So Byrne promoted the event, with several prominent mentions of her affiliate code, but with nary a single mention of the fact that the FLIP Women’s Championship wasn’t a ladies-only event at all, but rather just a plain old $100K event with a $25 buy-in that had a “Women’s” title slapped on its virtual marquee. It turns out that in the group, a couple of months earlier, it had been mentioned that GGPoker doesn’t actually have the set-up to run ladies-only events. That existed, but it was nowhere near good enough.

FLIP’s membership has more than doubled in the last year, and it’s a safe bet that a lot of newer members didn’t realize that a $100K guarantee wasn’t realistic for a ladies-only online event. Here’s a screenshot from the FLIP FB group illustrating this, after the event was announced:

Byrne, who is also the group’s moderator, could have chosen at any time to respond to this discussion and correct the misconception. She chose not to. Only afterword, when the consternation flowed, was the issue acknowledged:

This is a problem. Combining the tasks of leading a group designed to promote women’s interests in poker while simultaneously attempting to generate revenue via signups leads to possible conflicts of interest. It doesn’t even matter if any generated signups go to promoting FLIP or to Byrne herself. It’s the process that’s flawed in a way only overly focused marketers seem to manage. The extent to which it’s misleading and deceptive is open to interpretation, but to anyone who signed up to play this, believing it would be a women’s only event, it amounts to a bait-and-switch.

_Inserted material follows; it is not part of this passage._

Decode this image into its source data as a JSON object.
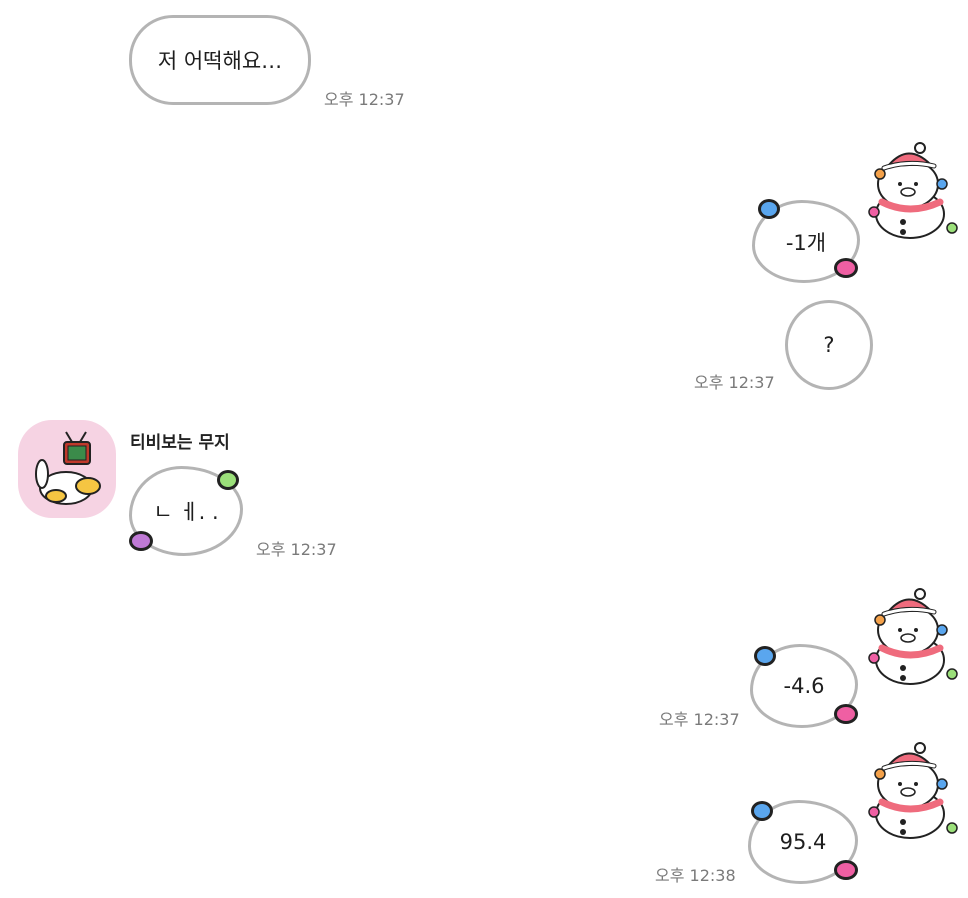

Leading advocates of women’s interests in poker have to be better than that. It’s not a contest or a competition nor should it be a profit source. It’s a long, slow uphill climb. Episodes such as this are counterproductive and leave a sour taste.

Byrne speaks to Poker.org about event

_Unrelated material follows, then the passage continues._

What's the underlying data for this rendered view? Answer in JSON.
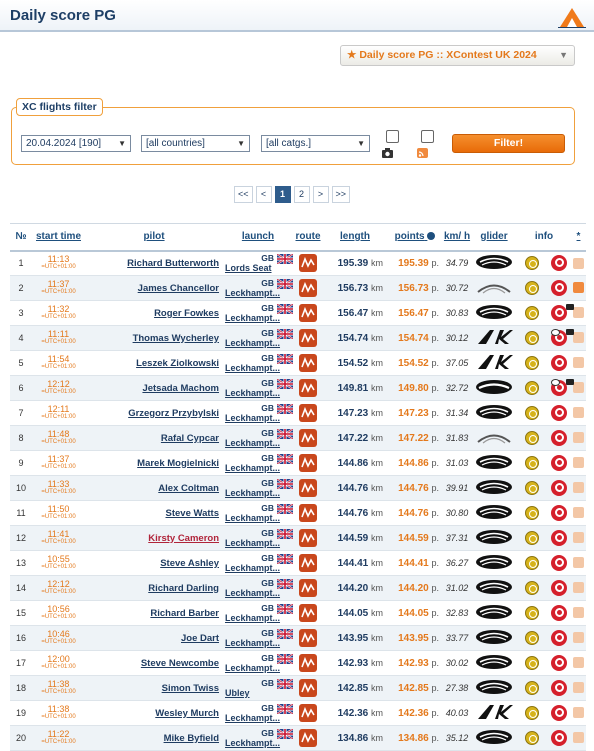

Byrne offered a quote to Poker.org regarding the misconceptions about the GGPoker FLIP Women’s Championship. “Every FLIP event to date has been an open event, including this one,” she noted. “GGPoker does not collect gender information on players at registration, so all tournaments are open by design; perhaps this should have been made more obvious to all players, and it is something I’ll ask them to fix in the future to avoid any confusion. In previous open events, GG has awarded various prizes to the top finishing FLIP player(s), so that members of the community have something special to play for in addition to the standard prize pool. I’m sure we’ll do the same in future series.

“FLIP has worked with GGPoker on a wide array of extremely positive initiatives for women in poker in the last 14 months, the community continues to grow quickly (doubling in size since the partnership began), and together we’ve provided numerous exciting opportunities for FLIP members including a WSOP Ladies event package, regular Tournament ticket giveaways, community Freerolls, a FLIP stand-alone live event, and other bespoke prizes. Also, we’ve given multiple female streamers coverage and support -so they are better represented & supported in the game.”

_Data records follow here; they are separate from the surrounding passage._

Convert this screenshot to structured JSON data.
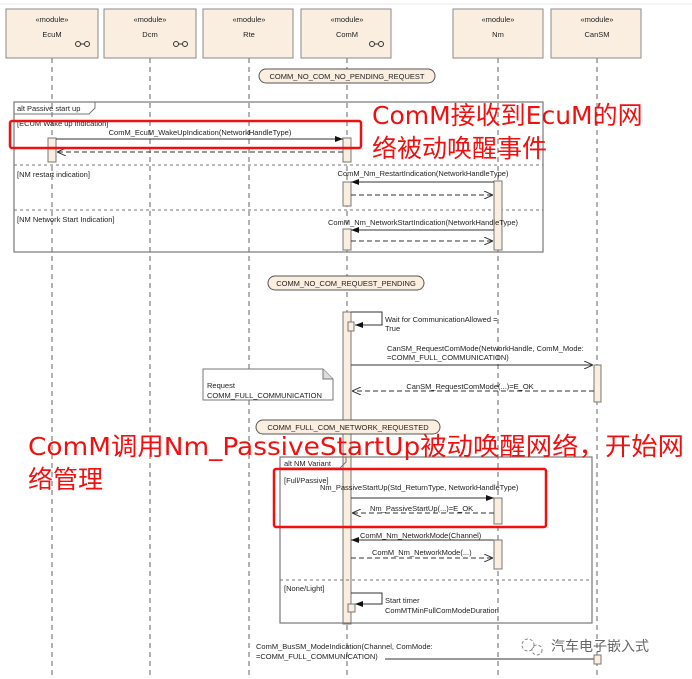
{
  "lifelines": [
    {
      "stereotype": "«module»",
      "name": "EcuM",
      "component_icon": true
    },
    {
      "stereotype": "«module»",
      "name": "Dcm",
      "component_icon": true
    },
    {
      "stereotype": "«module»",
      "name": "Rte",
      "component_icon": false
    },
    {
      "stereotype": "«module»",
      "name": "ComM",
      "component_icon": true
    },
    {
      "stereotype": "«module»",
      "name": "Nm",
      "component_icon": false
    },
    {
      "stereotype": "«module»",
      "name": "CanSM",
      "component_icon": false
    }
  ],
  "states": [
    "COMM_NO_COM_NO_PENDING_REQUEST",
    "COMM_NO_COM_REQUEST_PENDING",
    "COMM_FULL_COM_NETWORK_REQUESTED"
  ],
  "alt1": {
    "label": "alt Passive start up",
    "guards": [
      "[ECUM Wake up indication]",
      "[NM restart indication]",
      "[NM Network Start Indication]"
    ],
    "messages": [
      "ComM_EcuM_WakeUpIndication(NetworkHandleType)",
      "ComM_Nm_RestartIndication(NetworkHandleType)",
      "ComM_Nm_NetworkStartIndication(NetworkHandleType)"
    ]
  },
  "self1": [
    "Wait for CommunicationAllowed =",
    "True"
  ],
  "cansm_request": [
    "CanSM_RequestComMode(NetworkHandle, ComM_Mode:",
    "=COMM_FULL_COMMUNICATION)"
  ],
  "cansm_return": "CanSM_RequestComMode(...)=E_OK",
  "note": [
    "Request",
    "COMM_FULL_COMMUNICATION"
  ],
  "alt2": {
    "label": "alt NM Variant",
    "guards": [
      "[Full/Passive]",
      "[None/Light]"
    ],
    "passive_call": "Nm_PassiveStartUp(Std_ReturnType, NetworkHandleType)",
    "passive_return": "Nm_PassiveStartUp(...)=E_OK",
    "netmode_call": "ComM_Nm_NetworkMode(Channel)",
    "netmode_return": "ComM_Nm_NetworkMode(...)",
    "timer": [
      "Start timer",
      "ComMTMinFullComModeDuration"
    ]
  },
  "busm": [
    "ComM_BusSM_ModeIndication(Channel, ComMode:",
    "=COMM_FULL_COMMUNICATION)"
  ],
  "annotations": {
    "a1": [
      "ComM接收到EcuM的网",
      "络被动唤醒事件"
    ],
    "a2": [
      "ComM调用Nm_PassiveStartUp被动唤醒网络，开始网",
      "络管理"
    ],
    "color": "#f01010"
  },
  "watermark": "汽车电子嵌入式"
}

All those good deeds, plus the ability to do much more, are precisely why such backsliding is dismaying. Byrne’s comments regarding GGPoker’s current gender incapabilities are of course relevant, but fixing that is easier said than done. It’s true that GGPoker really does need to rethink certain aspects of its approach if they’re to be taken seriously regarding women’s outreach. I have several contacts at the site, and I believe they really want to do better. However, “wanting” does not always equal “doing”. To actually address the problem takes both technical and marketing expenditures that GG hasn’t, it seems, been willing to date to make.

Getting better in a gender-responsive sense amounts to more than just slapping band-aids on a gaping wound. GGPoker actually needs to make the programming fix, then devote some customer-service hours to flagging female accounts and/or asking women to submit proof-of-gender documentation, if they want to play in ladies-only events. But will GGPoker make such an investment?

Featured image source: Facebook / FLIP